(Data records for software interfaces)
= = = = =
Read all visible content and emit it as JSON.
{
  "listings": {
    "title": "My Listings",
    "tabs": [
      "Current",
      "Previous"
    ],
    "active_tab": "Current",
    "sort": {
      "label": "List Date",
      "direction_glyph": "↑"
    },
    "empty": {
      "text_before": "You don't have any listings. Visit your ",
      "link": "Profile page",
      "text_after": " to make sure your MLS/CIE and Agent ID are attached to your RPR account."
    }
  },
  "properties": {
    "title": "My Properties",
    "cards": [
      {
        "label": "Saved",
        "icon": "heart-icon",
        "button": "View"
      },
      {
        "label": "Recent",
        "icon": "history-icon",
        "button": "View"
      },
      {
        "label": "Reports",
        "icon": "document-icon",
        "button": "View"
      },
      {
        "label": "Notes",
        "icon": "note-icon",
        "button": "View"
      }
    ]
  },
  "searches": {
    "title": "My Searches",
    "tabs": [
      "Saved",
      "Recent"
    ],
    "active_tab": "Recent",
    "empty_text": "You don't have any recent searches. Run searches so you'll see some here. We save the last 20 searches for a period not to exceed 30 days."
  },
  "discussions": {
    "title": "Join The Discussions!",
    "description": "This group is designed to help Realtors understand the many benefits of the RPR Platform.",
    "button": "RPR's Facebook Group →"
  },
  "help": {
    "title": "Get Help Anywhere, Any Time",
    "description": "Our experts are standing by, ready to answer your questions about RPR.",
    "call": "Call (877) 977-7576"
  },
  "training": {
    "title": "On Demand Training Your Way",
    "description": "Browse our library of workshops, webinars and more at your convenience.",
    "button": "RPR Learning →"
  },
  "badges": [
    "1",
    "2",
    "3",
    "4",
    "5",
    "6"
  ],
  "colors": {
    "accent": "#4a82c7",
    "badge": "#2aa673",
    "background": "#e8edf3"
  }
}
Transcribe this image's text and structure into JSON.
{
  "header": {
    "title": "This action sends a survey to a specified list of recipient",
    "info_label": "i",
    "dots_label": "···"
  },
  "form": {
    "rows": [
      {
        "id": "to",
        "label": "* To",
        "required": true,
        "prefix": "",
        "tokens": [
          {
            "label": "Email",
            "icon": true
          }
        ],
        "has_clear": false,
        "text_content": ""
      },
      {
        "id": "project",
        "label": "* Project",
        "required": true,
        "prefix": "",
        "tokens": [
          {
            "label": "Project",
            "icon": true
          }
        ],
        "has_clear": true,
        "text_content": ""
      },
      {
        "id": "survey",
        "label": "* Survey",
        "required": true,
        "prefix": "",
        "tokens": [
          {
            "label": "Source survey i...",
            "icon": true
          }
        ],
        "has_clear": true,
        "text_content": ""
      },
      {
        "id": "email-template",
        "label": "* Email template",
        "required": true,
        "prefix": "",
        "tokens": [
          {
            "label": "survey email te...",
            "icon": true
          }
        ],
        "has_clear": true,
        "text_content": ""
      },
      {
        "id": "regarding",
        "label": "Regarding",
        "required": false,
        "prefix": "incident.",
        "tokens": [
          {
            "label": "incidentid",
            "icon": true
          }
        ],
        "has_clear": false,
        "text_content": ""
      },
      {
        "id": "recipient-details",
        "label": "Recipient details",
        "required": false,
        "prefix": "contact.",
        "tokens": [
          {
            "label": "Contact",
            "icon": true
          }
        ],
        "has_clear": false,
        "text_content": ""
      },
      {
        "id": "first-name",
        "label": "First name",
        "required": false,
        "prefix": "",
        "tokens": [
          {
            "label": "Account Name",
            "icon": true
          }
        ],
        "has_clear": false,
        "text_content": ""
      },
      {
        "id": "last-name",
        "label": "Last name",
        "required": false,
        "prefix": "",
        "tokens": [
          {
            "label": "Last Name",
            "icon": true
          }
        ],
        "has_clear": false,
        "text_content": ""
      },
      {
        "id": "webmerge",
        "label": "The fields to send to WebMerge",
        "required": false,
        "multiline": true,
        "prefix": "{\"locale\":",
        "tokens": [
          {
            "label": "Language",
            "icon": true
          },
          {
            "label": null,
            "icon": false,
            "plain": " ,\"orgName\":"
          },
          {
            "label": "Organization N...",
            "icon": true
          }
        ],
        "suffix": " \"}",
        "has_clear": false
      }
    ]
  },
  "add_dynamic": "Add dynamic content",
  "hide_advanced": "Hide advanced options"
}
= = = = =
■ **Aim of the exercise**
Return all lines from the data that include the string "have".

■ **Result for this exercise**
      "text_before": "You don't have any listings. Visit your ",
    "empty_text": "You don't have any recent searches. Run searches so you'll see some here. We save the last 20 searches for a period not to exceed 30 days."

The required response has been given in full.